Thousands of lights were burning on the green branches, and gaily-colored pictures, such as she had seen in the shop-windows, looked down upon her. The little maiden stretched out her hands towards them when–the match went out. The lights of the Christmas tree rose higher and higher, she saw them now as stars in heaven; one fell down and formed a long trail of fire.
“Someone is just dead!” said the little girl; for her old grandmother, the only person who had loved her, and who was now no more, had told her, that when a star falls, a soul ascends to God.
She drew another match against the wall: it was again light, and in the lustre there stood the old grandmother, so bright and radiant, so mild, and with such an expression of love.
“Grandmother!” cried the little one. “Oh, take me with you! You go away when the match burns out; you vanish like the warm stove, like the delicious roast goose, and like the magnificent Christmas tree!” And she rubbed the whole bundle of matches quickly against the wall, for she wanted to be quite sure of keeping her grandmother near her. And the matches gave such a brilliant light that it was brighter than at noon-day: never formerly had the grandmother been so beautiful and so tall. She took the little maiden, on her arm, and both flew in brightness and in joy so high, so very high, and then above was neither cold, nor hunger, nor anxiety–they were with God.
But in the corner, at the cold hour of dawn, sat the poor girl, with rosy cheeks and with a smiling mouth, leaning against the wall–frozen to death on the last evening of the old year. Stiff and stark sat the child there with her matches, of which one bundle had been burnt. “She wanted to warm herself,” people said. No one had the slightest suspicion of what beautiful things she had seen; no one even dreamed of the splendor in which, with her grandmother she had entered on the joys of a new year.

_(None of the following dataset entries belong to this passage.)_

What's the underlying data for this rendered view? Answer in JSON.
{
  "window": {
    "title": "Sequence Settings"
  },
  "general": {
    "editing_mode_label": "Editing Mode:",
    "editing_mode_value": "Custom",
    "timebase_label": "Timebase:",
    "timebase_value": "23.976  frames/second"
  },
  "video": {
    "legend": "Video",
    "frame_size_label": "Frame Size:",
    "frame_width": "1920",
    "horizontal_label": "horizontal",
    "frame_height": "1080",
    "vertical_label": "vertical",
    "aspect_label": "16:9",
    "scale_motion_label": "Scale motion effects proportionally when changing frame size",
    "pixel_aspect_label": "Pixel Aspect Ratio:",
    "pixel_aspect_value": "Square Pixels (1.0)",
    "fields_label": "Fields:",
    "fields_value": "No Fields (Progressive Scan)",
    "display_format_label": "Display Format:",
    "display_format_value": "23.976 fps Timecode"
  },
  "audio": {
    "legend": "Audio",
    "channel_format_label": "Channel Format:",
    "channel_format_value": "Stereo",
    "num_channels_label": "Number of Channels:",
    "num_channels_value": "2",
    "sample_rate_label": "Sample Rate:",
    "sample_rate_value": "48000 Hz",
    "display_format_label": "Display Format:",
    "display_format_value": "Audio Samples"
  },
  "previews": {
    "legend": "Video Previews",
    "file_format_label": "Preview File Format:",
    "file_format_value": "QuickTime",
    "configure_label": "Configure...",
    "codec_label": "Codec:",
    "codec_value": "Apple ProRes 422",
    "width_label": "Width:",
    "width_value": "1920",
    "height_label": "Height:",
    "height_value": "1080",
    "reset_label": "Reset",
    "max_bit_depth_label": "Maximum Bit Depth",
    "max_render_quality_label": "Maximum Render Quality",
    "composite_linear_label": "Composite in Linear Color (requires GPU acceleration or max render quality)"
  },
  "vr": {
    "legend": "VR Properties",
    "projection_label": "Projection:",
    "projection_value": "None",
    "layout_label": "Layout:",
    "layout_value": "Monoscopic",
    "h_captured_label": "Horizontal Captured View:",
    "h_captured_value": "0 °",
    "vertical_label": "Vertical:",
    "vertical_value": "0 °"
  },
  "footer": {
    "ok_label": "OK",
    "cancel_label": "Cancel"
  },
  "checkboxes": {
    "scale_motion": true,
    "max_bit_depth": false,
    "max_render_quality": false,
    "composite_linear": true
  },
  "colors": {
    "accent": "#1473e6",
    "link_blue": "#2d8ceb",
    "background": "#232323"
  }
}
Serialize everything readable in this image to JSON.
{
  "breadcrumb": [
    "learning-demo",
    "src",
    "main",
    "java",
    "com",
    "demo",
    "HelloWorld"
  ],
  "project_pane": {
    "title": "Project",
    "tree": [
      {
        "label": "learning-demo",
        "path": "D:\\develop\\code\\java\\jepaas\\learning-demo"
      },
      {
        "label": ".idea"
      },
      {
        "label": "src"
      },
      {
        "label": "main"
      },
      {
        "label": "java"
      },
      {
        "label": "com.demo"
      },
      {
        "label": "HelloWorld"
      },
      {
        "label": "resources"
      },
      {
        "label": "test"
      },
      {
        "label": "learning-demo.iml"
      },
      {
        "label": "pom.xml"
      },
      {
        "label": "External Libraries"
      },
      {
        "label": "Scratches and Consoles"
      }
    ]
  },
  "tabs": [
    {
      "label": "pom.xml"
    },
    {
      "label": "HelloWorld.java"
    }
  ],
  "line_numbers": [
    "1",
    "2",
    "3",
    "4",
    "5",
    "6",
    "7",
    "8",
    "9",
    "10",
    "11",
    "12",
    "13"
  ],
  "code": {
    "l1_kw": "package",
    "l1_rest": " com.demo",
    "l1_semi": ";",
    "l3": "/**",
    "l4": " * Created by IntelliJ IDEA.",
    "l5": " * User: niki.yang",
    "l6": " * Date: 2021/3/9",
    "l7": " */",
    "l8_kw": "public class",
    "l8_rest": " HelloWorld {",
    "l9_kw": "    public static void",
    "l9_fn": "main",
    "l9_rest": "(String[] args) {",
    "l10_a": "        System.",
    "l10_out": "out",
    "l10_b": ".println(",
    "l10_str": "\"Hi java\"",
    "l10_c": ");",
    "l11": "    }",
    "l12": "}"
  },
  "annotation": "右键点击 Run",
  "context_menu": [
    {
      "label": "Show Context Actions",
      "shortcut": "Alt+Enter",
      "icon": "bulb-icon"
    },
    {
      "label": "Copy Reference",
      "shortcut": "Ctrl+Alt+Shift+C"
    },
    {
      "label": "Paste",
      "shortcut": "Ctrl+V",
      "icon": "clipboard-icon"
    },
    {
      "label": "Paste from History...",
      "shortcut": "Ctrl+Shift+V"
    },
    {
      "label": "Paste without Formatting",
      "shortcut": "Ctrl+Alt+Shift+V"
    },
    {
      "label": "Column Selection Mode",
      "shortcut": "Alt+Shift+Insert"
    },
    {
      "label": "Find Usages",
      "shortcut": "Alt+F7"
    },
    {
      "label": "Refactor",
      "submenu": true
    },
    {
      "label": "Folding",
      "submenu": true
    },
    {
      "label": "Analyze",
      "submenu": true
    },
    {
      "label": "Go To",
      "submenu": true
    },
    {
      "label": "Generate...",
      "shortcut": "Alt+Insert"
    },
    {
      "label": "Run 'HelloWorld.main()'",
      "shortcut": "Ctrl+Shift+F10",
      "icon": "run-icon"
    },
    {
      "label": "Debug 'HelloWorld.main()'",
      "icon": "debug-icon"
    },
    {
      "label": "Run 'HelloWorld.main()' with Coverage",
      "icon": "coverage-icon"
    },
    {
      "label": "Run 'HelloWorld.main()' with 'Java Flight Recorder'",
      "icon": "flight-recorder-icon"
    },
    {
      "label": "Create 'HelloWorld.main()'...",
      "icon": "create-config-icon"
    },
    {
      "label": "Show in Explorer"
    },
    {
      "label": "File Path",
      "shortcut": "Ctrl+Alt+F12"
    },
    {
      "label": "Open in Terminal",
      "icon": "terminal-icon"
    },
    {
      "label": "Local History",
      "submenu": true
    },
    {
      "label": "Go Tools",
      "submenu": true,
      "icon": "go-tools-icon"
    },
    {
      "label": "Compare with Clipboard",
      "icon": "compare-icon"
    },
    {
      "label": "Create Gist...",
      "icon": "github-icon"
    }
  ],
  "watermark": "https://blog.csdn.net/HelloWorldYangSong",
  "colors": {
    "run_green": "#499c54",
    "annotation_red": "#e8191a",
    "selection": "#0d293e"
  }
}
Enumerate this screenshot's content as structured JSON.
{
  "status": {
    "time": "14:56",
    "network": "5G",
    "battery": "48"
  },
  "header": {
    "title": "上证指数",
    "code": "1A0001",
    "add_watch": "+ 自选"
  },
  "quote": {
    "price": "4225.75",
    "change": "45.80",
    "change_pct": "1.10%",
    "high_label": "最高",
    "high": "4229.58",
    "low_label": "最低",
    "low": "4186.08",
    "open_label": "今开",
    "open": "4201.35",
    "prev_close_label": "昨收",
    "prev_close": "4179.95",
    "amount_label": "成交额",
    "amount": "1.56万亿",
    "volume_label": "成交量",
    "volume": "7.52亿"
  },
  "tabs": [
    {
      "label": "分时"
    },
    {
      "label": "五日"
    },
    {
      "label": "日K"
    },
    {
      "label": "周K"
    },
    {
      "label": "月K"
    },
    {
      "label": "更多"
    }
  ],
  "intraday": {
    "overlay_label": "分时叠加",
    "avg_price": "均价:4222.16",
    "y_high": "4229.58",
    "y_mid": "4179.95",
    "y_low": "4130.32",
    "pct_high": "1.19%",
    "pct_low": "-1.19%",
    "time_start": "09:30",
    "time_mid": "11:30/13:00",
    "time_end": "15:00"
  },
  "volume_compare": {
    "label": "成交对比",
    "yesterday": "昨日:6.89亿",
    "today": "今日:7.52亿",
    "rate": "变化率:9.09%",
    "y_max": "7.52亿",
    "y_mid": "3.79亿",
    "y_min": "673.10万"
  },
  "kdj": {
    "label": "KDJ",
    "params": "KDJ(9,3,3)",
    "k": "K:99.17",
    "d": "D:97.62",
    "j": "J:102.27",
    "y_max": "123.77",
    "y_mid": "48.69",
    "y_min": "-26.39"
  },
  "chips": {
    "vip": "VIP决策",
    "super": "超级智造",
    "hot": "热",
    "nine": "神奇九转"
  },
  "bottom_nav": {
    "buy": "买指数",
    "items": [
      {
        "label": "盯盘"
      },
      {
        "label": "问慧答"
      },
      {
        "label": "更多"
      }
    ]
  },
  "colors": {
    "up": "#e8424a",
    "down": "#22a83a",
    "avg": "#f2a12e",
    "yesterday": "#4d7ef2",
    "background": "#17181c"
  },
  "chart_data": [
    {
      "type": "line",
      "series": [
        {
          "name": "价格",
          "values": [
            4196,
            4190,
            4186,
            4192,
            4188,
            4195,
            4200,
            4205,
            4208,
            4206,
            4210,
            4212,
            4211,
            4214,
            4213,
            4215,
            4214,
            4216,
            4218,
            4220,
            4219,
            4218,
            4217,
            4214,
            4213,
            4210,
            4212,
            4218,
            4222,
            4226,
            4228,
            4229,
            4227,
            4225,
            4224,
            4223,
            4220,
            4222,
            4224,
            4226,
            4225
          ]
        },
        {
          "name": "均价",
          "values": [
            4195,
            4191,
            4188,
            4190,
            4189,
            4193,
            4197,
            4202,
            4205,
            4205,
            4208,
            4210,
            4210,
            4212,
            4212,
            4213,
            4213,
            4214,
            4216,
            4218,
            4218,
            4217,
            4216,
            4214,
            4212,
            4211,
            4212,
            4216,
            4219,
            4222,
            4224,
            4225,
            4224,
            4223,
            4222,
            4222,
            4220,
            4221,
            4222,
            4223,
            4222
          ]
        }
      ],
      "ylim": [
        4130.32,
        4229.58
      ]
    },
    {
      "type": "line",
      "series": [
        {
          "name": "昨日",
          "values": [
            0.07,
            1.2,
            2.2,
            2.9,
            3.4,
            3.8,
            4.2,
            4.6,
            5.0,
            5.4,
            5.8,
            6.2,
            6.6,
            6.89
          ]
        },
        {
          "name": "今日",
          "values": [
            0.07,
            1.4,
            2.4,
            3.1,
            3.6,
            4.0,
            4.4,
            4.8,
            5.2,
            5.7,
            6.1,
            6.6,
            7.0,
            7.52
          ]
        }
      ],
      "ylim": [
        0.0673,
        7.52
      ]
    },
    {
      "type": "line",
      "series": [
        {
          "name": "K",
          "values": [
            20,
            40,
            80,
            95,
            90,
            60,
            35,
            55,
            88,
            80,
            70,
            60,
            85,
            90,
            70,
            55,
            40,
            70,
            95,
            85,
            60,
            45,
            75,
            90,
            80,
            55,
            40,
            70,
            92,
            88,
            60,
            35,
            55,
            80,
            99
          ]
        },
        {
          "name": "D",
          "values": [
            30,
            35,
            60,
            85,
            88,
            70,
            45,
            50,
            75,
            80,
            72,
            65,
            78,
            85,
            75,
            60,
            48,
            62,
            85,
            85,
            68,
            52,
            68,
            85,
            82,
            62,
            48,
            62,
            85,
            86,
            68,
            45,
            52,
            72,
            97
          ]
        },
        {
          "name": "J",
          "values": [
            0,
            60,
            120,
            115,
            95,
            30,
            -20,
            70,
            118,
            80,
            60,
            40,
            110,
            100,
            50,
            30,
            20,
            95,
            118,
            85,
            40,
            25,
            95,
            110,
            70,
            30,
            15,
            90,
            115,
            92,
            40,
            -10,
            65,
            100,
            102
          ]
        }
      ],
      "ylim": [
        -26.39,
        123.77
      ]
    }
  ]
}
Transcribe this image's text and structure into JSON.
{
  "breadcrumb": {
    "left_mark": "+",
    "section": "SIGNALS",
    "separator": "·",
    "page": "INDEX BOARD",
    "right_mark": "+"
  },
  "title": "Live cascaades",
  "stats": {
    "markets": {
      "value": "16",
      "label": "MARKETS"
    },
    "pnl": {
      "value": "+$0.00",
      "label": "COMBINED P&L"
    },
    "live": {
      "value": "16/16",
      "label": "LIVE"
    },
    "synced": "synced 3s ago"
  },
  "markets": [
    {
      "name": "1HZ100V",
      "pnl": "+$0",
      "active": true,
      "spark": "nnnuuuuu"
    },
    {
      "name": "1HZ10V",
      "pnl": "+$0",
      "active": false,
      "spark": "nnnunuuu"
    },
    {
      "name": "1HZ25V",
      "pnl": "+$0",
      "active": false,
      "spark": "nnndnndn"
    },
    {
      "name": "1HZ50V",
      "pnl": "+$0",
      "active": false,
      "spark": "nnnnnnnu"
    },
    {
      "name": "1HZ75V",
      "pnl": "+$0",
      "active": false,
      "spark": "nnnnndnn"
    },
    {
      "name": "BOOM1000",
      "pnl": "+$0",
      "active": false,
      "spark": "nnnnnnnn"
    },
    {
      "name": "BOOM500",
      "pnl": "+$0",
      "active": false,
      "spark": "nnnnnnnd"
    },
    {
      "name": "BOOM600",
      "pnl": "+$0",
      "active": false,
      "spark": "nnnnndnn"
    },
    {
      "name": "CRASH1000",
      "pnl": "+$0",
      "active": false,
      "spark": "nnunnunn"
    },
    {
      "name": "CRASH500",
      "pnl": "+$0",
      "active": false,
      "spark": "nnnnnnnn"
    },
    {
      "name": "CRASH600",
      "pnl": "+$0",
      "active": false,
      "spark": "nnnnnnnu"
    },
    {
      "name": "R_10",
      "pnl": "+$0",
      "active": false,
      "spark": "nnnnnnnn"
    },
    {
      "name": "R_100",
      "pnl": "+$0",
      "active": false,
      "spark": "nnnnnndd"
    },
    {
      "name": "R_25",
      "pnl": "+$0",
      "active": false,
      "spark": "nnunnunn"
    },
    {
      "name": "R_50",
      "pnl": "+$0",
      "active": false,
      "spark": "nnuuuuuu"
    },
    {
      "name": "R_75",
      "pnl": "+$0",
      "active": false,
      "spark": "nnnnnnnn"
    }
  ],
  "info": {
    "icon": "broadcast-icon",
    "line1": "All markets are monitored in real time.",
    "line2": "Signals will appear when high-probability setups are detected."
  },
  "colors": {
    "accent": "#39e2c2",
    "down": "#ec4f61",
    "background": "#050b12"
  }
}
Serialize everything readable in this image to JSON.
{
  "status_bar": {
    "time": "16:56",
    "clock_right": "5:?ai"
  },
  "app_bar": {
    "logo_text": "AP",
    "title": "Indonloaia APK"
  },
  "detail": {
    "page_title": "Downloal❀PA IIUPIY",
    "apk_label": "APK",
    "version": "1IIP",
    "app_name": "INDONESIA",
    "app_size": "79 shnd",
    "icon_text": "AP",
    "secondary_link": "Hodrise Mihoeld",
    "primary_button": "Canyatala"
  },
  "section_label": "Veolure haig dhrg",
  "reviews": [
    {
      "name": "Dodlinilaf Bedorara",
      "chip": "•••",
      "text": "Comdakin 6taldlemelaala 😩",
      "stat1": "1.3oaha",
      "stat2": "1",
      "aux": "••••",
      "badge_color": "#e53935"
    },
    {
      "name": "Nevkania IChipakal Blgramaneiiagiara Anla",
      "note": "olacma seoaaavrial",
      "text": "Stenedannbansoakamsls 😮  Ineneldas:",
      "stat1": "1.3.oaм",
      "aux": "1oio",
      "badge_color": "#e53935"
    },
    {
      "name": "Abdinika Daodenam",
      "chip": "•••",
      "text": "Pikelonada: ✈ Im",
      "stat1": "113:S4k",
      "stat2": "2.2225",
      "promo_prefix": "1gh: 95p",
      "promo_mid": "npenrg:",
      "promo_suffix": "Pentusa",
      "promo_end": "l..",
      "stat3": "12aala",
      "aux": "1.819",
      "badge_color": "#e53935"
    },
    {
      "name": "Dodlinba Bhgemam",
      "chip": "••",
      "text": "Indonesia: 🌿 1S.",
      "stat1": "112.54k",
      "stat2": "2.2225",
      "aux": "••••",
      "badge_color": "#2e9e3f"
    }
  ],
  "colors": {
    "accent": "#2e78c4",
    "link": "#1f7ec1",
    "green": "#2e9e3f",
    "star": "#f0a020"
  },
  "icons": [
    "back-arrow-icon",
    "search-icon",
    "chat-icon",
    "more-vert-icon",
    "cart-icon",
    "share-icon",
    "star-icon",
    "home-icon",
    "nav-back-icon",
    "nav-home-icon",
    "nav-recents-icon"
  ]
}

Characters Created & Voiced (Archive) by Mike Judge Directed, Written & Animated by Steven Anderson Produced & Additional Voice by Ruhi Bhalla
Comedy Central on Wednesday announced “Beavis and Butt-Head” creator Mike Judge will reimagine the Gen X MTV series in two new seasons. Judge also will create additional spinoffs and specials of the animated series.
“Beavis and Butt-Head,” which first aired in 1993, quickly became a pop culture hit. It centered around two oddball teenage couch potatoes whose commentary is anything but wise.
Judge is set to write, produce and provide voice-over for both characters for Comedy Central.
“We are thrilled to be working with Mike Judge and the great team at 3 Arts again as we double down on Adult Animation at Comedy Central” Chris McCarthy, president of Entertainment & Youth Group, said in a statement. “Beavis and Butt-Head were a defining voice of a generation, and we can’t wait to watch as they navigate the treacherous waters of a world light-years from their own.”
“It seemed like the time was right to get stupid again,” Judge said in a statement.
A large factory complex struggles to produce a single package, which is rushed to a toy store. The box opens, and out steps a Betty Boop doll. The other toys come to life, parade around to the music of Parade of the Wooden Soldiers and crown her their queen. But a large stuffed toy of King Kong begins breaking things up by kidnapping Betty. Eventually, the big ape is defeated, and the somewhat damaged toys resume their parade, and afterwards fall still on a counter in a store selling damaged toys.
The instrumental title theme, Parade of the Wooden Soldiers (also known as Parade of the Tin Soldiers), was composed by Leon Jessel.